The news earlier this month of two cases of community transmission in Sydney, Australia’s largest city, raised tensions. Restrictions on gatherings were once again put in place and face masks made mandatory on public transport. Singing and dancing in public and drinking alcohol in bars while standing up were banned. However, the country remains largely COVID-free.
Australia’s economy has become “red hot” by some accounts, emerging from the depths of a pandemic-led recession. House prices are surging, and unemployment is falling faster than expected.
But there are some troubling incongruities within Australia’s story of economic recovery.
Ravi Prasad runs a small café at the southern end of a busy street that runs through Newtown, a suburb in Sydney’s inner west. He also has a social enterprise catering business and eatery called Uma, in Darling Square, part of an entertainment precinct in Sydney’s central business district. He exclusively employs asylum seekers and refugees, who produce foods from their countries of origin.

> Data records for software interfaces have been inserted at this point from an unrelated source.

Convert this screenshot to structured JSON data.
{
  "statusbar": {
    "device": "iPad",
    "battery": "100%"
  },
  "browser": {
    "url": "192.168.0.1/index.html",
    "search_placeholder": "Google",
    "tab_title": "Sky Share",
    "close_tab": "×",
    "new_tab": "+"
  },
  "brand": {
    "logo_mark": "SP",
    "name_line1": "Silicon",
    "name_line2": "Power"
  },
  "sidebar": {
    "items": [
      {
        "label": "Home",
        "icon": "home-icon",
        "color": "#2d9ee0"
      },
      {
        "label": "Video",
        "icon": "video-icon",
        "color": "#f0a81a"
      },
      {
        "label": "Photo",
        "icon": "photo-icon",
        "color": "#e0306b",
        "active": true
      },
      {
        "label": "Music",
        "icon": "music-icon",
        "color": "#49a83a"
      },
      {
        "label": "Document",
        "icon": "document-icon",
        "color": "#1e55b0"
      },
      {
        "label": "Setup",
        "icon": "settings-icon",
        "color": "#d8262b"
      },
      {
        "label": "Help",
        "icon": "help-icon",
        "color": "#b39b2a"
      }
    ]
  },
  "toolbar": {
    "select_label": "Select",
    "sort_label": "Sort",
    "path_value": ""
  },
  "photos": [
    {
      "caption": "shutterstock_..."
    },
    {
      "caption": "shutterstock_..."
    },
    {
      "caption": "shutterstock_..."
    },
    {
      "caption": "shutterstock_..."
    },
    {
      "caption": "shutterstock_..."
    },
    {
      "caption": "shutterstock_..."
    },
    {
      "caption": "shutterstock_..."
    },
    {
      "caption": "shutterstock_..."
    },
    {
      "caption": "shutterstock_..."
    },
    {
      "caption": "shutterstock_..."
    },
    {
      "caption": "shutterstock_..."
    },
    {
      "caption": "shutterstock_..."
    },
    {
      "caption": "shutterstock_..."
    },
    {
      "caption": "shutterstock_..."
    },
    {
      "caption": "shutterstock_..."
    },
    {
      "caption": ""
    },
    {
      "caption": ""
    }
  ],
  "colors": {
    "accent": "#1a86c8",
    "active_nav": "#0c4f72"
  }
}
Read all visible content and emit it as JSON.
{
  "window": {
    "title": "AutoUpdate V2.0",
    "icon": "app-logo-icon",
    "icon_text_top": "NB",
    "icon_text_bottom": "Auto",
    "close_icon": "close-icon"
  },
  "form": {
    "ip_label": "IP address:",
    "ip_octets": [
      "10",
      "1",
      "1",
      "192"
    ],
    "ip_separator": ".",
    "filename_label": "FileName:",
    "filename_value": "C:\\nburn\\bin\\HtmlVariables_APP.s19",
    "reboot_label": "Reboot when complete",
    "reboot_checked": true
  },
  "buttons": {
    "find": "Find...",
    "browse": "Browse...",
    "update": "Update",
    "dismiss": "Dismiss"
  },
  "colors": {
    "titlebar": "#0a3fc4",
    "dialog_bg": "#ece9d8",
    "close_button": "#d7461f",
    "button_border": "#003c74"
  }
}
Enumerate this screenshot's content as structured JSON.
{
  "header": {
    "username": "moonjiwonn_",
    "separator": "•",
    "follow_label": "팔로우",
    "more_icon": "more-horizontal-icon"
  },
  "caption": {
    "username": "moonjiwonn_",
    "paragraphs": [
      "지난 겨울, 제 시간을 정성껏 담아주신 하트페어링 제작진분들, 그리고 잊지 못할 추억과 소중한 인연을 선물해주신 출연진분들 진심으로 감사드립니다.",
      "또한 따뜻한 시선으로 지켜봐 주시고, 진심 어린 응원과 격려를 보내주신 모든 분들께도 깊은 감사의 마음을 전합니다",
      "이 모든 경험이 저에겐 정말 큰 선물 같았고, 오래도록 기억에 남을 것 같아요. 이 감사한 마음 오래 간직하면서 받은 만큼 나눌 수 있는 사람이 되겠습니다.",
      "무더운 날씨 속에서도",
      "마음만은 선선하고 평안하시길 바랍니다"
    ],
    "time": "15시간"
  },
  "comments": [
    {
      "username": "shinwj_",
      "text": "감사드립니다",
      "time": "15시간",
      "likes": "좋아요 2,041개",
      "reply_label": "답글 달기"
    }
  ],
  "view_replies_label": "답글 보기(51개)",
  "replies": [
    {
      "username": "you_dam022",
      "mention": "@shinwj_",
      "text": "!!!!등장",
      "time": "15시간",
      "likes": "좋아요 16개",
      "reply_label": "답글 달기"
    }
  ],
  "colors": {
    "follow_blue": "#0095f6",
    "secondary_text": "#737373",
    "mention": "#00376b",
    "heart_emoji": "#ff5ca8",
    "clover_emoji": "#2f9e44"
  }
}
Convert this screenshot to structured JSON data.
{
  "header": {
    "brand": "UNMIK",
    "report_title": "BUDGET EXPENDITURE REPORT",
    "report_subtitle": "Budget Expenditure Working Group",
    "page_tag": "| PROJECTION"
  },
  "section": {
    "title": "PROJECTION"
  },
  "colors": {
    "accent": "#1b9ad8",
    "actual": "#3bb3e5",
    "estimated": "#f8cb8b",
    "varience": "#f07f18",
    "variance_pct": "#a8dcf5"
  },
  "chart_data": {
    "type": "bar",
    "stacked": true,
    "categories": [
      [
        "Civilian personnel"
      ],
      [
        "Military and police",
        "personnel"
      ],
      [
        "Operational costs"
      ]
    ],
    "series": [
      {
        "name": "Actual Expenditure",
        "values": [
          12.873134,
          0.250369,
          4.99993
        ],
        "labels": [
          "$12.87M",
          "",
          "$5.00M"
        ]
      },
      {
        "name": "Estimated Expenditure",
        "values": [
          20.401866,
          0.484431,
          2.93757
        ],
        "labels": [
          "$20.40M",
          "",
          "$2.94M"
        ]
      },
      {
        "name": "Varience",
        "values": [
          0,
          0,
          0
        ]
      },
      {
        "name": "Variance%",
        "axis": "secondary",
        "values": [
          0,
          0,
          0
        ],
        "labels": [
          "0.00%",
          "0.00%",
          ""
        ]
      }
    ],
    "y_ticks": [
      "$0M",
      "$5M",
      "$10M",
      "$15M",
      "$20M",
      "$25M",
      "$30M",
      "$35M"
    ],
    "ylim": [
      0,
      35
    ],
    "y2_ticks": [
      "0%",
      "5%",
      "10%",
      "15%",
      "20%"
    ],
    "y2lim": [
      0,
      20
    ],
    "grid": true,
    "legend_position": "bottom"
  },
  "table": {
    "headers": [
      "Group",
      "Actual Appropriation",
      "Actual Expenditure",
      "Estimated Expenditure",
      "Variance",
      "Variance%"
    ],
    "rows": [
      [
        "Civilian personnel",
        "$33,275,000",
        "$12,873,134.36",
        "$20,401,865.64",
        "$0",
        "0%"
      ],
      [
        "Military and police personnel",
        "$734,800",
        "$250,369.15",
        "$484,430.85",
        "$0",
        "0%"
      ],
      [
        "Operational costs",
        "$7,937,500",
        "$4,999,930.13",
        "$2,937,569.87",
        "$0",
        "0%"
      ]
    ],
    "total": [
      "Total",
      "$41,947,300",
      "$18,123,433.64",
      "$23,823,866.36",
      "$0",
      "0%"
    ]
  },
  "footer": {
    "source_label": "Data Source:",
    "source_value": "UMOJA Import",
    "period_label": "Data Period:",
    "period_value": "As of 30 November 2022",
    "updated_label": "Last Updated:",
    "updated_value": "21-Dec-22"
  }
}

Ravi Prasad at Uma, where he employs asylum seekers and refugees as chefs. Photo by: Karlis Salna
“The stress on the hospitality sector has been immense,” he told me, pointing out several other restaurants near Uma that in recent months have gone bust. At best, the catering business is now only 40 percent of what it was pre-COVID, he said. “It will survive, but to what extent remains unclear.”
Adding to the stress for many of Prasad’s workers is that they are from countries where COVID-19 is running rampant. “They still make the best of every day, but they do so, many of them, in the knowledge theirs is a house built on moving sand. There’s no strong foundation they can put down,” Prasad said. “The fragility of their situation has been heightened by the pandemic.”
One example is Shaziah Crowie, originally from South Africa. “I lost a lot of family members because in South Africa the hospitals can’t keep up with [the pandemic],” she said. “I feel fortunate being here in Australia. We’ve managed to get out of the lockdown a lot earlier than most of the rest of the world but I still feel heartbroken, especially for the people in India right now… and I don’t know when I’ll get to see [my family] again.”
After Shaziah Crowie lost her job in retail because of the pandemic, she found work at Uma. Photo by: Karlis Salna
More than a year into the pandemic, as vaccines are being rolled out and many economies are reopening, the disparate, ruthless nature of this deadly disease has never been more apparent.
“It will be a little while before the world gets back to some kind of normal. Maybe we’ll never live the same way as we did before,” said Chue, in Papua New Guinea. “But business needs to flow and the borders need to re-open. And the only way for that to happen is for us all to get vaccinated because COVID is not going to go away.”
Karlis Salna is IFC Communications Officer for Indonesia, Malaysia, Timor-Leste, and Pacific Islands.
Published in May 2021